Members of Tamaqua's Borough Council got an earful last night from several citizens who are unhappy about the fact that they are responsible for footing the bill to connect to the sanitary sewer, after years of illegally, and in most cases, unknowingly, discharging waste into the Wabash Creek.
Although the project and its expense have people upset, one of the other issues that came to light at last night's meeting is the fact that by delaying the investigation of the problem the borough may have caused citizens to miss out on opportunities to seek outside funding or loans to help finance the project.
Anna Brose, of 249 West Broad St., said that the first letter she received regarding the problem and explaining that dye testing would be completed in the future was in 2008.
"It has taken three years to have the dye test done. I have a problem with that," she said. "There is no financial aid available. Two years ago, three years ago, there was money available. Now there is nothing."
Brose went on to say that she had received a letter from the borough stating that there was money available through the USDA and through Schuylkill Community Action.
"That money has dried up," she said. "Schuylkill Community Action said their funding dried up two years ago."

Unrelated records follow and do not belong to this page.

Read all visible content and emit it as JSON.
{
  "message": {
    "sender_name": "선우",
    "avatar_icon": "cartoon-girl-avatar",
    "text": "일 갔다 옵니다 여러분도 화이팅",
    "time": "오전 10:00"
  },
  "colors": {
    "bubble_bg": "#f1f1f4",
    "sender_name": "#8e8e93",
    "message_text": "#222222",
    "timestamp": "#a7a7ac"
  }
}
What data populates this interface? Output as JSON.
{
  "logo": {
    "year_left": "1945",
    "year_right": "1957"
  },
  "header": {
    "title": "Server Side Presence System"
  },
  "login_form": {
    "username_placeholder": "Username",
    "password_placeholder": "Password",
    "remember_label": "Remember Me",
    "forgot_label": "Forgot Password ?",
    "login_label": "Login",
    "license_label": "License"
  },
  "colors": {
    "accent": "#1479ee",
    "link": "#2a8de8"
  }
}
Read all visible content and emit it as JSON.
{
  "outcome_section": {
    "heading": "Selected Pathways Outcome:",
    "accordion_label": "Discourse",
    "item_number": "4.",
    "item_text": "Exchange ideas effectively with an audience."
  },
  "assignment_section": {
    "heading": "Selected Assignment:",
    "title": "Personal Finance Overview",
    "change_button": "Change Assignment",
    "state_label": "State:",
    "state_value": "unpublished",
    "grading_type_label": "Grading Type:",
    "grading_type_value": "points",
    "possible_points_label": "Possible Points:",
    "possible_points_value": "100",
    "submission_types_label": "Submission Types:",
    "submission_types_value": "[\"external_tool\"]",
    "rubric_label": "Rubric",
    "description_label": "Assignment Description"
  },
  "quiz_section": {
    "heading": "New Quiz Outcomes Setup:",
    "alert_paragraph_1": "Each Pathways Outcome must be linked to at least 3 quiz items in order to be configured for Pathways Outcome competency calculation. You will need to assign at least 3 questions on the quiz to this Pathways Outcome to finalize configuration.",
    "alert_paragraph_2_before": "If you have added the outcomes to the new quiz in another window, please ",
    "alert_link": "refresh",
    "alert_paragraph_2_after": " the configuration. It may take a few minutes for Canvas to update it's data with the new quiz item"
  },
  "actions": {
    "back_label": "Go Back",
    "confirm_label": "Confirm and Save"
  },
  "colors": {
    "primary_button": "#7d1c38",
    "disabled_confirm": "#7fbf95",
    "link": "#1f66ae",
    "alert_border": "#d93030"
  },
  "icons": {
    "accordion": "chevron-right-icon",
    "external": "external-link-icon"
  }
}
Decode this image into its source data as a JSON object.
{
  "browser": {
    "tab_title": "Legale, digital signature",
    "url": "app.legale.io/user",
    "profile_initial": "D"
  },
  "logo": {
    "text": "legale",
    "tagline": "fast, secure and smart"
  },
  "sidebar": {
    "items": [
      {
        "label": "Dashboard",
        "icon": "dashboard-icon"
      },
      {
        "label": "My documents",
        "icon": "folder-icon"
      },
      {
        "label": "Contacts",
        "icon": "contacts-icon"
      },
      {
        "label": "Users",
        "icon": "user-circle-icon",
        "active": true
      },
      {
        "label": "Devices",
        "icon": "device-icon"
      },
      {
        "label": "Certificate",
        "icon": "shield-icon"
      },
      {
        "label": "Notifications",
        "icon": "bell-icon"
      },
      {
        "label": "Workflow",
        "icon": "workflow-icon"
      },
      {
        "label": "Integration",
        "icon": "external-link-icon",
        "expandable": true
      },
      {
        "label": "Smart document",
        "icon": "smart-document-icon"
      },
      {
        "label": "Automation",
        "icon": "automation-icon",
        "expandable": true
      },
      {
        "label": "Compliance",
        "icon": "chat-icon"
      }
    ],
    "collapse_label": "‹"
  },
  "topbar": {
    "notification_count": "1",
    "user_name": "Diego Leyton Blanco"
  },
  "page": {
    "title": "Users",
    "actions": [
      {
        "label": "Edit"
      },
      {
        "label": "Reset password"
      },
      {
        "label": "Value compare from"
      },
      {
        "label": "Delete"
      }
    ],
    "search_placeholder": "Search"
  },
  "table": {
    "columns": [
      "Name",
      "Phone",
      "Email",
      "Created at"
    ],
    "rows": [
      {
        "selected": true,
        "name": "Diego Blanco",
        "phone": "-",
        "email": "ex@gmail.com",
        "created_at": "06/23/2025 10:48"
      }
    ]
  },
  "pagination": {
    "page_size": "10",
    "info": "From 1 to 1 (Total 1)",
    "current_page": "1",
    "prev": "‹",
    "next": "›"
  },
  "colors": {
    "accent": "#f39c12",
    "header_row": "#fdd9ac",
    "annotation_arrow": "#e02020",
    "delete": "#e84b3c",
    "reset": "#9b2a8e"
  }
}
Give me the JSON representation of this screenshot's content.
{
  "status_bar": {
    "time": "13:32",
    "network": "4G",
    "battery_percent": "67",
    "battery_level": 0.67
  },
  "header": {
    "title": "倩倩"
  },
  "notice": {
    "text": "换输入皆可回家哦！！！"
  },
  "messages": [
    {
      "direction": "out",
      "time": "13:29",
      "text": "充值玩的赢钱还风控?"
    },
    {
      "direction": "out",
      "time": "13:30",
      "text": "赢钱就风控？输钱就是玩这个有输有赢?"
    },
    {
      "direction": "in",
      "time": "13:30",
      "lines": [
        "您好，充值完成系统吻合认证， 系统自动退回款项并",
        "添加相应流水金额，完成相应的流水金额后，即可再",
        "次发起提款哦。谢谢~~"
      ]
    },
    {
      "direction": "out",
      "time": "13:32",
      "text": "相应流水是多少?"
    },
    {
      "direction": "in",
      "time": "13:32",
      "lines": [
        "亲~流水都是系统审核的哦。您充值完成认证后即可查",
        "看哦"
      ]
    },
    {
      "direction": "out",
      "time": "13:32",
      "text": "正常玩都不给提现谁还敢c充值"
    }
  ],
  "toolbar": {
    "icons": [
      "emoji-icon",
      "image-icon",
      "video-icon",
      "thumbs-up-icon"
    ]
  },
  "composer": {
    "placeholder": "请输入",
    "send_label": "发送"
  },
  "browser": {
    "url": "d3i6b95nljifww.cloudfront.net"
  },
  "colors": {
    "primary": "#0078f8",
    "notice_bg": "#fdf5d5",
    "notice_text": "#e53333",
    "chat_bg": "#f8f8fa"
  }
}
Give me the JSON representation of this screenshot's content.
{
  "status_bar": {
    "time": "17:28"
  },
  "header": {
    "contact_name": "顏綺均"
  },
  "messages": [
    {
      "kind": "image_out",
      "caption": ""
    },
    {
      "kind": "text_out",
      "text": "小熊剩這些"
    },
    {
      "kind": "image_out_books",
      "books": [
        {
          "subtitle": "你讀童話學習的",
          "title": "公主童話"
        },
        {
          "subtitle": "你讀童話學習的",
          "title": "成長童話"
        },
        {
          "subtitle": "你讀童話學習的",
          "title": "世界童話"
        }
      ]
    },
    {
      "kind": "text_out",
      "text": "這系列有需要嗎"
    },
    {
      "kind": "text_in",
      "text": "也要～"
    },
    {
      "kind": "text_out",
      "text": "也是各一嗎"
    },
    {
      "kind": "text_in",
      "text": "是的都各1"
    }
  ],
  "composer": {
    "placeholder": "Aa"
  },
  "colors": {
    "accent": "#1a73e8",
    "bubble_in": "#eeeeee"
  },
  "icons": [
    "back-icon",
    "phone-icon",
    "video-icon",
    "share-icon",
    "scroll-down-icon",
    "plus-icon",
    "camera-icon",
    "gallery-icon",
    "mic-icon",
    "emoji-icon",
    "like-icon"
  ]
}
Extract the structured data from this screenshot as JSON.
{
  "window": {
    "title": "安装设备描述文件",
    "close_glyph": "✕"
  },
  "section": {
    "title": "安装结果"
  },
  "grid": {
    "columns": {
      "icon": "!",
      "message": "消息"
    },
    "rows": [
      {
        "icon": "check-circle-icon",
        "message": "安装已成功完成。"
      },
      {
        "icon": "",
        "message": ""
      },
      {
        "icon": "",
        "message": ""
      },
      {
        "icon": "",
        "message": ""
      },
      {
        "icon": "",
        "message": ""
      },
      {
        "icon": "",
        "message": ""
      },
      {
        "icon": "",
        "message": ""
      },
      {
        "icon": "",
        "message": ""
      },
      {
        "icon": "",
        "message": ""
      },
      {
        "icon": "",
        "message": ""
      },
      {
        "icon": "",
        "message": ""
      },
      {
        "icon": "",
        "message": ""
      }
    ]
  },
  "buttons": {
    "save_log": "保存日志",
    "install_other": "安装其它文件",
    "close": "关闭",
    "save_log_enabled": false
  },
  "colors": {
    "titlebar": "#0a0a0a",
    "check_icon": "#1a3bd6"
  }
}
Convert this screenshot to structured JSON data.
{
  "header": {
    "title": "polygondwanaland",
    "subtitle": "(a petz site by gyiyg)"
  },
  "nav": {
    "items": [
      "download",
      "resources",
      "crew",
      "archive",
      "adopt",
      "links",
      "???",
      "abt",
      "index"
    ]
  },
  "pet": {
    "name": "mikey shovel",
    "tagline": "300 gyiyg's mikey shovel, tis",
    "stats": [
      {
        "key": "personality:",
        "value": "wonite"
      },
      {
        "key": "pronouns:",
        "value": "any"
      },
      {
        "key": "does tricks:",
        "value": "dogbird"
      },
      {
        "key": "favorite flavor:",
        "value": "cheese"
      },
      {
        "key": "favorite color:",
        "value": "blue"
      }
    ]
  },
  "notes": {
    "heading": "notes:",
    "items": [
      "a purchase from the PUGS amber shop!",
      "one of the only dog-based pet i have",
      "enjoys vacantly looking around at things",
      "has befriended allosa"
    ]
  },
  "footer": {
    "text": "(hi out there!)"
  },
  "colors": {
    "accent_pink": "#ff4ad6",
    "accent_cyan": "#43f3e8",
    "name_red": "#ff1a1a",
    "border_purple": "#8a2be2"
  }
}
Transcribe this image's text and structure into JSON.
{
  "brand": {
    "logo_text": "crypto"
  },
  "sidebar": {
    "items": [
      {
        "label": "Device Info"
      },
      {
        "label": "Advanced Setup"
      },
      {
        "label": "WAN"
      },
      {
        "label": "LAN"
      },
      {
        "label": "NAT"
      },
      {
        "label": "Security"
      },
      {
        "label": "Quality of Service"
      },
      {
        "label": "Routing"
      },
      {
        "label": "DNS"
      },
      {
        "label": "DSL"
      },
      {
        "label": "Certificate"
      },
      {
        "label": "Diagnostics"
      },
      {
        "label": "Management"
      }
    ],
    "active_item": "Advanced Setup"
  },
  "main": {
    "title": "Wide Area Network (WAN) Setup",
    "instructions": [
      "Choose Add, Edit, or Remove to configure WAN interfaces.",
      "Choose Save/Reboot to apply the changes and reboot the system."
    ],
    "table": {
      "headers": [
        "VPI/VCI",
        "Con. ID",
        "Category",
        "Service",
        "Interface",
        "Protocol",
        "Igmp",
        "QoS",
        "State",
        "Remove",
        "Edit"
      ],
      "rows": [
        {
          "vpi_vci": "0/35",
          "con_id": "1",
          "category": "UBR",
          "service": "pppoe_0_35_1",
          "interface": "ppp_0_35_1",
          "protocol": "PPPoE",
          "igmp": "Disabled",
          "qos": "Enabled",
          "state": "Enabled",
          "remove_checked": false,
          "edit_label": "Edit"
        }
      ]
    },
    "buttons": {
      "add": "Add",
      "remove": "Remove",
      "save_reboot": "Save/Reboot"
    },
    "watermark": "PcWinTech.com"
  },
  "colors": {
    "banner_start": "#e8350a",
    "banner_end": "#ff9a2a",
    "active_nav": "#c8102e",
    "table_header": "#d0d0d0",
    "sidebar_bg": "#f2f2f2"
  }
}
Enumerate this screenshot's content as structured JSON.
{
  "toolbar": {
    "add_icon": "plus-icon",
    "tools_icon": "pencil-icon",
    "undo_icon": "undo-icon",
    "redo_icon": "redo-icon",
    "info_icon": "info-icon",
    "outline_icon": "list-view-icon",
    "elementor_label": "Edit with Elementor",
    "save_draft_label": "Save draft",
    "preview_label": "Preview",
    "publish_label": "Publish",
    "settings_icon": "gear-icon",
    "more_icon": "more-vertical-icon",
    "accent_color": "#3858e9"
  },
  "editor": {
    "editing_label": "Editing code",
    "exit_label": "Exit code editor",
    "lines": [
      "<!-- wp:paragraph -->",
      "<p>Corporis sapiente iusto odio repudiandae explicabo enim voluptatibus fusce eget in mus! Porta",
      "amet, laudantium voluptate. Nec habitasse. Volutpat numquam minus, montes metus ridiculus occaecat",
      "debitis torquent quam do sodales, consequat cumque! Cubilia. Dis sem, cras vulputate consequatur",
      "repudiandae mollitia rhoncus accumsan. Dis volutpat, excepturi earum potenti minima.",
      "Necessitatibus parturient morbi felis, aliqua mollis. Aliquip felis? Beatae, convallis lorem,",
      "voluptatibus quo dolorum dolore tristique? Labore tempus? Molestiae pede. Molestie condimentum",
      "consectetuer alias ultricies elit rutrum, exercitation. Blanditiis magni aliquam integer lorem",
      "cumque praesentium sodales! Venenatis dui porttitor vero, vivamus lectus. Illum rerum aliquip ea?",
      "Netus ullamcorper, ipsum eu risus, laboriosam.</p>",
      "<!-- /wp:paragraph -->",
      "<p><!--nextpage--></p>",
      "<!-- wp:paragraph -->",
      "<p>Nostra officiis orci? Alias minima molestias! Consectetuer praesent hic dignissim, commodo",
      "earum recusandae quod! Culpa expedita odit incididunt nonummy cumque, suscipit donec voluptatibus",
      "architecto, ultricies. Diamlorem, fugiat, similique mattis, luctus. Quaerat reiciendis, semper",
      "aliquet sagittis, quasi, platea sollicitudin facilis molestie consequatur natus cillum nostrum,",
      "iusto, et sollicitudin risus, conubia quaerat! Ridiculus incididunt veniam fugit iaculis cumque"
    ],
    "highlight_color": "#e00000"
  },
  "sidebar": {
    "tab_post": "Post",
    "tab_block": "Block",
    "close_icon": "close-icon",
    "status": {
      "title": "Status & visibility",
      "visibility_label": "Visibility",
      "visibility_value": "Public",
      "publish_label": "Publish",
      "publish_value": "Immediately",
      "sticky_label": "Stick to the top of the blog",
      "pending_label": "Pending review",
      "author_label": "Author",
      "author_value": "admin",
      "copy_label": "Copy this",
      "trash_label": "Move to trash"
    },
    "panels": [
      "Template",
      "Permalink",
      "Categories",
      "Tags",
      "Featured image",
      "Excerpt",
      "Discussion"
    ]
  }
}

Brose said she could take a low interest loan through the borough, but still balked at the cost.
"I have paid a lot of money to the borough, as have a lot of people in this room," she said, referring to the estimated $9,200 she has paid in sewer bills over the last 30 years. "We just can't absorb this amount of money, when this could have been done how long ago and money would have been available," she said.
Borough President Micah Gursky agreed that the situation is not a good one. However, he stood by the borough's process.
"Everyone agrees that it should have been done a long time ago," he said. "Our initial plan was to dye test the properties, but the cost was much higher than we could afford as a borough. That was the delay. We were trying to figure out options, how to figure out who needed to hook up."
Gursky also said this is not the first time that the borough has had to deal with properties where the owners believed that they were connected to the public system and were in fact, not.
"It happens from time to time," he said. "Unfortunately, everyone is required to hook up."
Councilman Tom Cara said that the borough was willing to "let this thing go on because we didn't want to put the burden on you." However, Gursky disagreed.
"You can't flush your toilet into the creek," he said.
Resident Kevin Kellner, who lost his home at 5 South Lehigh St. in a fire on July 5, was one of the property owners who was notified that he was not connected. Kellner said that his lawyer had advised him that the residents will be required to pay to connect to the sewer, however, he told him that he should recoup the money that he has paid to the borough over the years in sewer bills.
Gursky said that the borough has "been down that road before" and does not expect that the borough will be required to reimburse residents. Kellner also asked why DEP has not been held accountable for the cleanup of local waterways, including the Wabash and the Panther Creek.
Another unfortunate issue with the timing of the project has to deal with the Streetscape project that was recently completed along sections of Broad Street. Many of the property owners will be required to dig through the new sidewalks and pavers and replace them in order to connect to the sewer main.
"Yeah, we're kicking ourselves because we're going to have to cut into new sidewalks," said Gursky.
One resident could be looking at an even larger project. Daniel Lattanzi, of 403 E. Broad St., is facing an estimated $25,000 in bills as he would need to connect to a main located on the other side of Broad Street, which would necessitate digging all the way across Route 209. Lattanzi has lived at the seven unit apartment complex since 1950 and owned it since 1962. Although he said he could pursue a cheaper alternative and install a grinder pump and avoid crossing 209, he has no control over what is going into that pump and is not willing to risk incurring more expense for the continual upkeep of the pump.
"I can't get a bit of help. We've been hung out to dry," he said, calling it a "moral issue."
"I feel the borough should do something," he added.
Another resident, Maria Burke, of Rowe Street, asked what will happen to residents who cannot comply with the Aug. 31 deadline. Burke expressed the frustration that many residents feel at being told they are breaking the law.
"I don't want my crap going in the freaking creek. Who does? We want to do the right thing," she said, but she indicated that with a newborn at home, she may not be able to find the money and additionally, trying to find a plumber to complete the work by Aug. 31 is going to be difficult with more than 40 properties needing to be addressed.
"We're begging you," she said to council members, "be an advocate for us."
Councilman Brian Connelly said that the borough will contact other offices, including U.S. Rep. Tim Holden, to see if there is any aid that can be made available to residents.
However, he and other council members are not optimistic that funding will be forthcoming, especially not by the Aug. 31 deadline.
Borough manager Kevin Steigerwalt said that the borough will definitely need to ask DEP for an extension. The Tamaqua Public Library has already missed its deadline to connect to a lateral on a neighboring property and will need to look at another alternative.
Steigerwalt said that DEP has been advised of that situation and has not approved or denied an extension request, it has just asked that it be corrected as soon as possible.